April 29th, 2013

The Great Gatsby

Prompt: Fitzgerald uses his novel to portray and critique a number of male-female relationships, some married, some not. Analyze the nature of male-female relationships in the novel (use at least 3 separate examples).

'The Great Gatsby' has many great examples of the newly introduced types of male-female relationships during the 1920s. Many of these relationships are between already married couples and adultery is shown to be increasingly more common. Before these times, marriage was the only acceptable way a woman could be in a relationship with a man. Dating wasn't predominantly conventional, and adultery was definitely not tolerated. In this book, we see many different forms of male-female relationships: Daisy and Tom are married but are both committing adultery with their partners Gatsby and Myrtle, while Myrtle is also cheating on her poor husband George Wilson. We also see Nick and Jordan dating, however as Daisy mentions early in the book, it would not be right for them to get married because he was not rich, she suggested they simply had an affair, and only jokes about them getting married when she says, "I'll arrange a marriage.

Come over often, Nick, and I'll sort of-oh-fling you together. You know-lock you up accidentally in linen closets and push you out to sea in a boat, and all that sort of thing--"

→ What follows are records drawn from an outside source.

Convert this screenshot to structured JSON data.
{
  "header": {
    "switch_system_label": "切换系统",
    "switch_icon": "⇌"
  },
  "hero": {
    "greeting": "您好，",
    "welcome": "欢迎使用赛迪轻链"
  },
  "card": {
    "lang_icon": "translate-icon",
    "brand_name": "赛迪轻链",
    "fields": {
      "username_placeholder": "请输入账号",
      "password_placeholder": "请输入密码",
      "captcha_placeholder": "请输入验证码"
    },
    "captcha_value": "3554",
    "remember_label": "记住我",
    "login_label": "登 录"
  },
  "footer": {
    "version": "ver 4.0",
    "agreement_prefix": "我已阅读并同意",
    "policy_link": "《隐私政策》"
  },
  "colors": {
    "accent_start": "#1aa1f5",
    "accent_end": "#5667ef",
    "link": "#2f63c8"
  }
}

Class structure was very important during these times, there was to be no socializing between classes; the rich were horrified of the idea of marrying anyone below them. However, the poor were desperate to marry the rich, thinking they deserved a better life than what they grew up with. We see this when Myrtle marries Wilson saying, "I married him because I thought he was a gentleman,' …...